Assignment:
Pick each line that has "this" out of the records.

Dataset content:
▬▬▬

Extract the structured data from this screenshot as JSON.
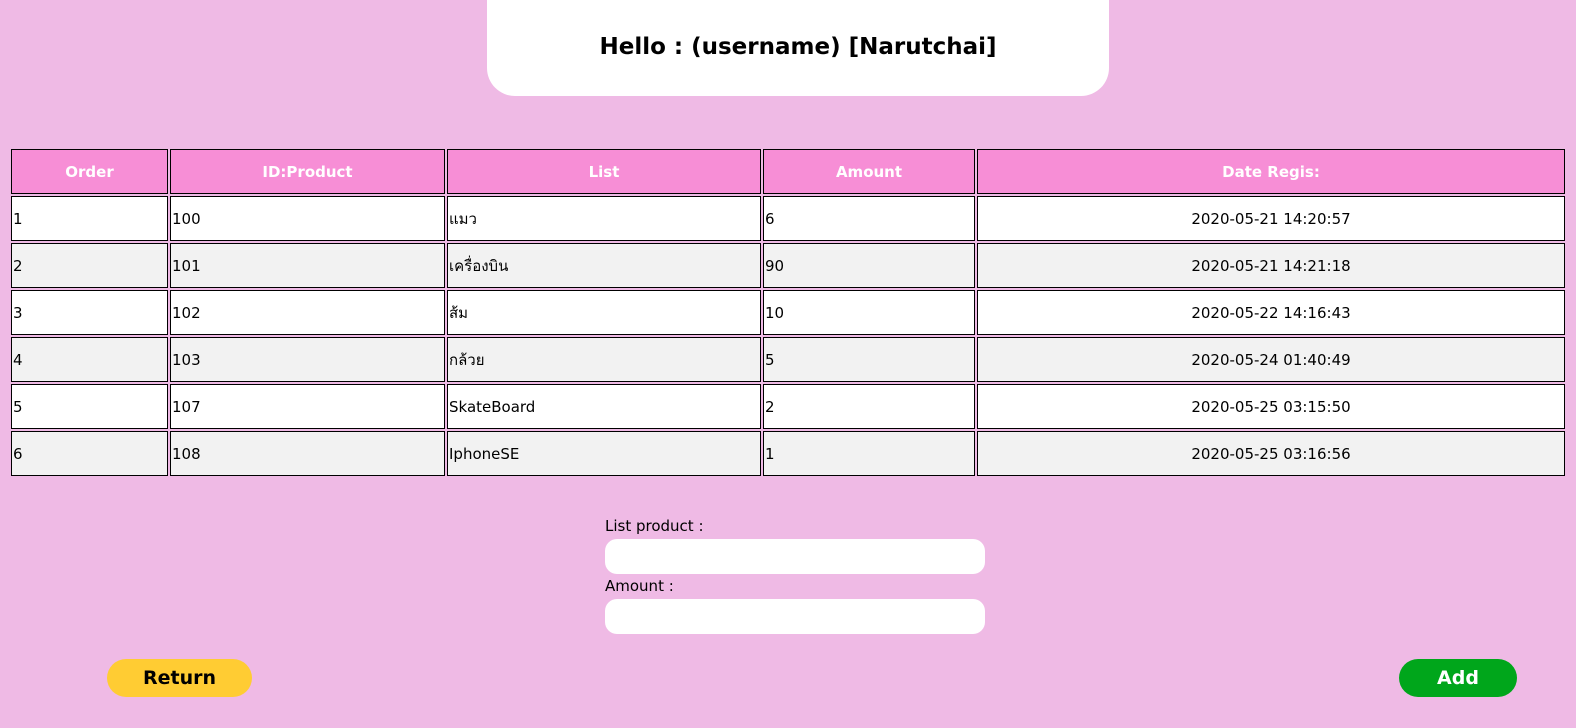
{
  "header": {
    "greeting": "Hello : (username) [Narutchai]"
  },
  "table": {
    "columns": [
      "Order",
      "ID:Product",
      "List",
      "Amount",
      "Date Regis:"
    ],
    "rows": [
      {
        "order": "1",
        "id": "100",
        "list": "แมว",
        "amount": "6",
        "date": "2020-05-21 14:20:57"
      },
      {
        "order": "2",
        "id": "101",
        "list": "เครื่องบิน",
        "amount": "90",
        "date": "2020-05-21 14:21:18"
      },
      {
        "order": "3",
        "id": "102",
        "list": "ส้ม",
        "amount": "10",
        "date": "2020-05-22 14:16:43"
      },
      {
        "order": "4",
        "id": "103",
        "list": "กล้วย",
        "amount": "5",
        "date": "2020-05-24 01:40:49"
      },
      {
        "order": "5",
        "id": "107",
        "list": "SkateBoard",
        "amount": "2",
        "date": "2020-05-25 03:15:50"
      },
      {
        "order": "6",
        "id": "108",
        "list": "IphoneSE",
        "amount": "1",
        "date": "2020-05-25 03:16:56"
      }
    ]
  },
  "form": {
    "list_label": "List product :",
    "list_value": "",
    "amount_label": "Amount :",
    "amount_value": ""
  },
  "buttons": {
    "return_label": "Return",
    "add_label": "Add"
  },
  "colors": {
    "background": "#efbae5",
    "header_cell": "#f78ed6",
    "return_button": "#ffcc33",
    "add_button": "#00a61b"
  }
}
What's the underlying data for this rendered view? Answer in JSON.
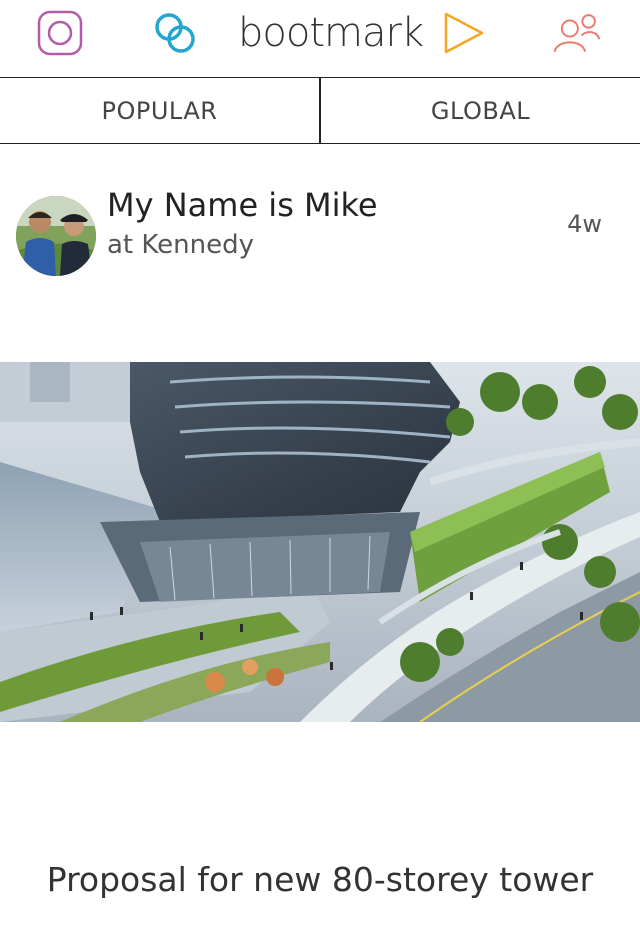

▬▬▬

Reply:
Extract the structured data from this screenshot as JSON.
What's the underlying data for this rendered view? Answer in JSON.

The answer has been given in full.